◆ Your instructions: Copy out each line of the data that contains "address".

= Beginning of Section =

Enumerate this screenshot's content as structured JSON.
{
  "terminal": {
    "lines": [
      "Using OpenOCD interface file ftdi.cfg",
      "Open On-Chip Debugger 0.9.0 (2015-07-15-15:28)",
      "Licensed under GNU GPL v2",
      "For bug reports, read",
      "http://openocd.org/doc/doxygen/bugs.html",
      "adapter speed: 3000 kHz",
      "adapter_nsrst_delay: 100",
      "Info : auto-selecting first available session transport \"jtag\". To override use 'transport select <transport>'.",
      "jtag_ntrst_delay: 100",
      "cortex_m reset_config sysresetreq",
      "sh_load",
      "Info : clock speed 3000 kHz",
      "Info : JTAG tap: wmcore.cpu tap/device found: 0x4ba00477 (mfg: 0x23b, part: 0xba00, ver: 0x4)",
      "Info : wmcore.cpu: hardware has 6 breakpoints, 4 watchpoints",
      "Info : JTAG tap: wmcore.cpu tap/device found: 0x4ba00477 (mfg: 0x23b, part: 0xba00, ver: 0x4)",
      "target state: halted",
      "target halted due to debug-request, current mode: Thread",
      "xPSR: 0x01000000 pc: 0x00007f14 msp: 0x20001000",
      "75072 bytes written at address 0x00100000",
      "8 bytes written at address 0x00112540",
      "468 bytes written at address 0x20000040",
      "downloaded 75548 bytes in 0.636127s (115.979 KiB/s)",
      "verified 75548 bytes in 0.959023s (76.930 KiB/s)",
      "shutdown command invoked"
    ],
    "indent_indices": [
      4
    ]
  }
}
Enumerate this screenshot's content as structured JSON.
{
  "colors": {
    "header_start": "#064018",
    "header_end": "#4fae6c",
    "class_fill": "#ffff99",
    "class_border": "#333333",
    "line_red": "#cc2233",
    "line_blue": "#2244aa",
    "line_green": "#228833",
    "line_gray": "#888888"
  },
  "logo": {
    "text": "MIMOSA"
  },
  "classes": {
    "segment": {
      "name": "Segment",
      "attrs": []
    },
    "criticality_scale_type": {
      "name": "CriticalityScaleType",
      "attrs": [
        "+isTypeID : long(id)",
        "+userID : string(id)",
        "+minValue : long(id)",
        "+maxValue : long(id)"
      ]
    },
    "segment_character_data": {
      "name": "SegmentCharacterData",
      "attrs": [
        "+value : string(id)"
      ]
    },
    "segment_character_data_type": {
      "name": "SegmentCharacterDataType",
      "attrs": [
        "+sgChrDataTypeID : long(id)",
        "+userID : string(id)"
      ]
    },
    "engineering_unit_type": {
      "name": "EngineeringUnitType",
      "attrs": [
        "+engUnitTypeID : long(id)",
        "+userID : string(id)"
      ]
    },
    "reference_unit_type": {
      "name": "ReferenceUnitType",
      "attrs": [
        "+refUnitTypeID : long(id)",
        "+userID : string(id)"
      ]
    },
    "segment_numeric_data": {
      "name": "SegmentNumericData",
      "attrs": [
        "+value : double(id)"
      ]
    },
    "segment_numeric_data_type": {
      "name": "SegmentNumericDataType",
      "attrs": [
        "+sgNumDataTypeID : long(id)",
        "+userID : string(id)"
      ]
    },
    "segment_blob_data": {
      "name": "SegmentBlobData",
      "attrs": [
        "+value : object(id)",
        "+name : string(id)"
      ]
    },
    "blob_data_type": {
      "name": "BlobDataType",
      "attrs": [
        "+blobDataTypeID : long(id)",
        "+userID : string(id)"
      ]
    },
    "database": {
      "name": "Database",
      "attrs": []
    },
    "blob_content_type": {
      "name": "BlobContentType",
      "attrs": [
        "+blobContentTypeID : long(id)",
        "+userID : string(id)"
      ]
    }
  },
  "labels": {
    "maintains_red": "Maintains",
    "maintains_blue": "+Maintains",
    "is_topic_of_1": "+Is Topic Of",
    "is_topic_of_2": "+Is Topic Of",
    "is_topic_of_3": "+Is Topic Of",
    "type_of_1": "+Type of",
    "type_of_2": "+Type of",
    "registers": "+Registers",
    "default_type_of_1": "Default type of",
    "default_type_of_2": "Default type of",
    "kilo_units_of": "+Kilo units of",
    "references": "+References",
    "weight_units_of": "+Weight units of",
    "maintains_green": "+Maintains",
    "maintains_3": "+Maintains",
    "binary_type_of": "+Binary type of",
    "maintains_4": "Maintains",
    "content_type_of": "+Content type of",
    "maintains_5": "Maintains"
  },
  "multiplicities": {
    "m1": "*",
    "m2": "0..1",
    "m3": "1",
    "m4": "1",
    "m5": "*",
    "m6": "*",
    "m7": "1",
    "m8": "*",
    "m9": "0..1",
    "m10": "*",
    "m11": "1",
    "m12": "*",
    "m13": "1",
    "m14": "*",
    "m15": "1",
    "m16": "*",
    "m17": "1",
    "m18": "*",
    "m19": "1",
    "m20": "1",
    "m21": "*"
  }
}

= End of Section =

◆ The completed task:
      "75072 bytes written at address 0x00100000",
      "8 bytes written at address 0x00112540",
      "468 bytes written at address 0x20000040",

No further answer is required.